• HOW TO COMPLETE THIS TASK: Please reproduce the full set of data below exactly.

• DATA FOR ANALYSIS:
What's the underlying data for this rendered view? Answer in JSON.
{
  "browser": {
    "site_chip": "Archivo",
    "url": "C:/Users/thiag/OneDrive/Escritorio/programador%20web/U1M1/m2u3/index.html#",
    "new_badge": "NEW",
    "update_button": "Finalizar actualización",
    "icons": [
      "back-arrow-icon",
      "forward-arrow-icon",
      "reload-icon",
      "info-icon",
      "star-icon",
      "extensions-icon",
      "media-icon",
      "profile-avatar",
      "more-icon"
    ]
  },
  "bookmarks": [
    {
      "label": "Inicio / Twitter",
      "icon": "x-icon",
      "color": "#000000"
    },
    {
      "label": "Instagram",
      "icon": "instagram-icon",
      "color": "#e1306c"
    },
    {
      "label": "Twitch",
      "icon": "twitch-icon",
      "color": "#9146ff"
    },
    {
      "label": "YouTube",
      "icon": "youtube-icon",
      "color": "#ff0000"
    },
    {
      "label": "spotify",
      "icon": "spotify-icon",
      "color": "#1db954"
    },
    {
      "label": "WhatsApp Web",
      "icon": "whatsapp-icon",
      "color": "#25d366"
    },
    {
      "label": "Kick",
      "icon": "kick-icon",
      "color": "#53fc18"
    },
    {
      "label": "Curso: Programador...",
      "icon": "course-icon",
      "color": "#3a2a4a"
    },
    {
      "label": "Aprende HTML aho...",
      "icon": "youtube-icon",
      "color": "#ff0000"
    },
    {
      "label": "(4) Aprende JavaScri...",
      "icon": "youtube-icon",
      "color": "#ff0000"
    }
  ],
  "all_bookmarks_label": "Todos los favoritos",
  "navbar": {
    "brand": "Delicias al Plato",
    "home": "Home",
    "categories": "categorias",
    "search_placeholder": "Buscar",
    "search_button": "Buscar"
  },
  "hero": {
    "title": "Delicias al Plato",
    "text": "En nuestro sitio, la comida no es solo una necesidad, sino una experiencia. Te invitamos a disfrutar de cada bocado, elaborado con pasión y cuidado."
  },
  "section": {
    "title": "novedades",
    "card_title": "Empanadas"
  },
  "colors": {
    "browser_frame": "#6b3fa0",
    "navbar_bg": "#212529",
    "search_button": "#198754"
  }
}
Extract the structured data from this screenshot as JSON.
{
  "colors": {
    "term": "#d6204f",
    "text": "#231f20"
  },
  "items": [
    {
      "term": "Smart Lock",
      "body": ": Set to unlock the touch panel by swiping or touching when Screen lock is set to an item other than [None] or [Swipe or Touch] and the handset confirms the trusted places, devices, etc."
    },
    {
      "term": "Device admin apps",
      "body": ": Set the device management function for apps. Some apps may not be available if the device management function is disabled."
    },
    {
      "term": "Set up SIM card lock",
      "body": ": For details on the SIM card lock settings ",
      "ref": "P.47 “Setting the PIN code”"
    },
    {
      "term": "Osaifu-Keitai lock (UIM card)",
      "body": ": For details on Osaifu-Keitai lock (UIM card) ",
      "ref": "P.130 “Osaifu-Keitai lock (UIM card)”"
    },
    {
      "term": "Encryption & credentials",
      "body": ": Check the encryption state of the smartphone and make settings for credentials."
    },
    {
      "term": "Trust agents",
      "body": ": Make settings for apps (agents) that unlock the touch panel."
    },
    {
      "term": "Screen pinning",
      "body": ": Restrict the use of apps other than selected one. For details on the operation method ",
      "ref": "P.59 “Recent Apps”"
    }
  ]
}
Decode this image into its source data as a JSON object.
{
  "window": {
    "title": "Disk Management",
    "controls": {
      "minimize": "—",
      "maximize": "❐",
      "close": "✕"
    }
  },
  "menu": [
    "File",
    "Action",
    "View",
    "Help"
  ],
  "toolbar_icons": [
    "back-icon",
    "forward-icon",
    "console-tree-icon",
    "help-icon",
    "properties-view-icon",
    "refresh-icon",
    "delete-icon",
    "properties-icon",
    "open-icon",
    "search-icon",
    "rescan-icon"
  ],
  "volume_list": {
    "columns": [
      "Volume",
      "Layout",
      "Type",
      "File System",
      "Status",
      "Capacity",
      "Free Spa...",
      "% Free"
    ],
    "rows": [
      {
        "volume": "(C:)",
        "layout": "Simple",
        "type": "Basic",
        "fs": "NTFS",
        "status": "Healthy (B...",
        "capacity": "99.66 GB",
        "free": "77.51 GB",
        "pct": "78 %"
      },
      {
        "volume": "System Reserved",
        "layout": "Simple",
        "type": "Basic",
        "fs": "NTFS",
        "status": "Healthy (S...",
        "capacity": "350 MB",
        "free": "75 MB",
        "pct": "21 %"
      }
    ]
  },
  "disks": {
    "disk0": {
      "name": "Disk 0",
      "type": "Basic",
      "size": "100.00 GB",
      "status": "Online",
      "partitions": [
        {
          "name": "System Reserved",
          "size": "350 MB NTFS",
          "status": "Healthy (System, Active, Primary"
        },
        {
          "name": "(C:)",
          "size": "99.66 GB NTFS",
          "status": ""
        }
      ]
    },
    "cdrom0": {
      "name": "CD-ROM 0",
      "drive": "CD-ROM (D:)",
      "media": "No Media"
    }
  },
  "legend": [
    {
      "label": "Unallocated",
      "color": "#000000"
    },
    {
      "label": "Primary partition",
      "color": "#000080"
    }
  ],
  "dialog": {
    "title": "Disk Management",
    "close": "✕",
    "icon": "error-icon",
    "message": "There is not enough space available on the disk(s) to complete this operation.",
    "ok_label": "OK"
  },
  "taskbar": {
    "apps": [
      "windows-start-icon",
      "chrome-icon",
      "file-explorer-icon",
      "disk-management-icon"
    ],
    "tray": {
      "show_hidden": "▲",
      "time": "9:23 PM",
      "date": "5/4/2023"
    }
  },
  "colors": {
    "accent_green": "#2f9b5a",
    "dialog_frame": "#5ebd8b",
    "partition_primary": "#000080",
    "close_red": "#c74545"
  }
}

• RESULT OF THE TASK:
What's the underlying data for this rendered view? Answer in JSON.
{
  "browser": {
    "site_chip": "Archivo",
    "url": "C:/Users/thiag/OneDrive/Escritorio/programador%20web/U1M1/m2u3/index.html#",
    "new_badge": "NEW",
    "update_button": "Finalizar actualización",
    "icons": [
      "back-arrow-icon",
      "forward-arrow-icon",
      "reload-icon",
      "info-icon",
      "star-icon",
      "extensions-icon",
      "media-icon",
      "profile-avatar",
      "more-icon"
    ]
  },
  "bookmarks": [
    {
      "label": "Inicio / Twitter",
      "icon": "x-icon",
      "color": "#000000"
    },
    {
      "label": "Instagram",
      "icon": "instagram-icon",
      "color": "#e1306c"
    },
    {
      "label": "Twitch",
      "icon": "twitch-icon",
      "color": "#9146ff"
    },
    {
      "label": "YouTube",
      "icon": "youtube-icon",
      "color": "#ff0000"
    },
    {
      "label": "spotify",
      "icon": "spotify-icon",
      "color": "#1db954"
    },
    {
      "label": "WhatsApp Web",
      "icon": "whatsapp-icon",
      "color": "#25d366"
    },
    {
      "label": "Kick",
      "icon": "kick-icon",
      "color": "#53fc18"
    },
    {
      "label": "Curso: Programador...",
      "icon": "course-icon",
      "color": "#3a2a4a"
    },
    {
      "label": "Aprende HTML aho...",
      "icon": "youtube-icon",
      "color": "#ff0000"
    },
    {
      "label": "(4) Aprende JavaScri...",
      "icon": "youtube-icon",
      "color": "#ff0000"
    }
  ],
  "all_bookmarks_label": "Todos los favoritos",
  "navbar": {
    "brand": "Delicias al Plato",
    "home": "Home",
    "categories": "categorias",
    "search_placeholder": "Buscar",
    "search_button": "Buscar"
  },
  "hero": {
    "title": "Delicias al Plato",
    "text": "En nuestro sitio, la comida no es solo una necesidad, sino una experiencia. Te invitamos a disfrutar de cada bocado, elaborado con pasión y cuidado."
  },
  "section": {
    "title": "novedades",
    "card_title": "Empanadas"
  },
  "colors": {
    "browser_frame": "#6b3fa0",
    "navbar_bg": "#212529",
    "search_button": "#198754"
  }
}
Extract the structured data from this screenshot as JSON.
{
  "colors": {
    "term": "#d6204f",
    "text": "#231f20"
  },
  "items": [
    {
      "term": "Smart Lock",
      "body": ": Set to unlock the touch panel by swiping or touching when Screen lock is set to an item other than [None] or [Swipe or Touch] and the handset confirms the trusted places, devices, etc."
    },
    {
      "term": "Device admin apps",
      "body": ": Set the device management function for apps. Some apps may not be available if the device management function is disabled."
    },
    {
      "term": "Set up SIM card lock",
      "body": ": For details on the SIM card lock settings ",
      "ref": "P.47 “Setting the PIN code”"
    },
    {
      "term": "Osaifu-Keitai lock (UIM card)",
      "body": ": For details on Osaifu-Keitai lock (UIM card) ",
      "ref": "P.130 “Osaifu-Keitai lock (UIM card)”"
    },
    {
      "term": "Encryption & credentials",
      "body": ": Check the encryption state of the smartphone and make settings for credentials."
    },
    {
      "term": "Trust agents",
      "body": ": Make settings for apps (agents) that unlock the touch panel."
    },
    {
      "term": "Screen pinning",
      "body": ": Restrict the use of apps other than selected one. For details on the operation method ",
      "ref": "P.59 “Recent Apps”"
    }
  ]
}
Decode this image into its source data as a JSON object.
{
  "window": {
    "title": "Disk Management",
    "controls": {
      "minimize": "—",
      "maximize": "❐",
      "close": "✕"
    }
  },
  "menu": [
    "File",
    "Action",
    "View",
    "Help"
  ],
  "toolbar_icons": [
    "back-icon",
    "forward-icon",
    "console-tree-icon",
    "help-icon",
    "properties-view-icon",
    "refresh-icon",
    "delete-icon",
    "properties-icon",
    "open-icon",
    "search-icon",
    "rescan-icon"
  ],
  "volume_list": {
    "columns": [
      "Volume",
      "Layout",
      "Type",
      "File System",
      "Status",
      "Capacity",
      "Free Spa...",
      "% Free"
    ],
    "rows": [
      {
        "volume": "(C:)",
        "layout": "Simple",
        "type": "Basic",
        "fs": "NTFS",
        "status": "Healthy (B...",
        "capacity": "99.66 GB",
        "free": "77.51 GB",
        "pct": "78 %"
      },
      {
        "volume": "System Reserved",
        "layout": "Simple",
        "type": "Basic",
        "fs": "NTFS",
        "status": "Healthy (S...",
        "capacity": "350 MB",
        "free": "75 MB",
        "pct": "21 %"
      }
    ]
  },
  "disks": {
    "disk0": {
      "name": "Disk 0",
      "type": "Basic",
      "size": "100.00 GB",
      "status": "Online",
      "partitions": [
        {
          "name": "System Reserved",
          "size": "350 MB NTFS",
          "status": "Healthy (System, Active, Primary"
        },
        {
          "name": "(C:)",
          "size": "99.66 GB NTFS",
          "status": ""
        }
      ]
    },
    "cdrom0": {
      "name": "CD-ROM 0",
      "drive": "CD-ROM (D:)",
      "media": "No Media"
    }
  },
  "legend": [
    {
      "label": "Unallocated",
      "color": "#000000"
    },
    {
      "label": "Primary partition",
      "color": "#000080"
    }
  ],
  "dialog": {
    "title": "Disk Management",
    "close": "✕",
    "icon": "error-icon",
    "message": "There is not enough space available on the disk(s) to complete this operation.",
    "ok_label": "OK"
  },
  "taskbar": {
    "apps": [
      "windows-start-icon",
      "chrome-icon",
      "file-explorer-icon",
      "disk-management-icon"
    ],
    "tray": {
      "show_hidden": "▲",
      "time": "9:23 PM",
      "date": "5/4/2023"
    }
  },
  "colors": {
    "accent_green": "#2f9b5a",
    "dialog_frame": "#5ebd8b",
    "partition_primary": "#000080",
    "close_red": "#c74545"
  }
}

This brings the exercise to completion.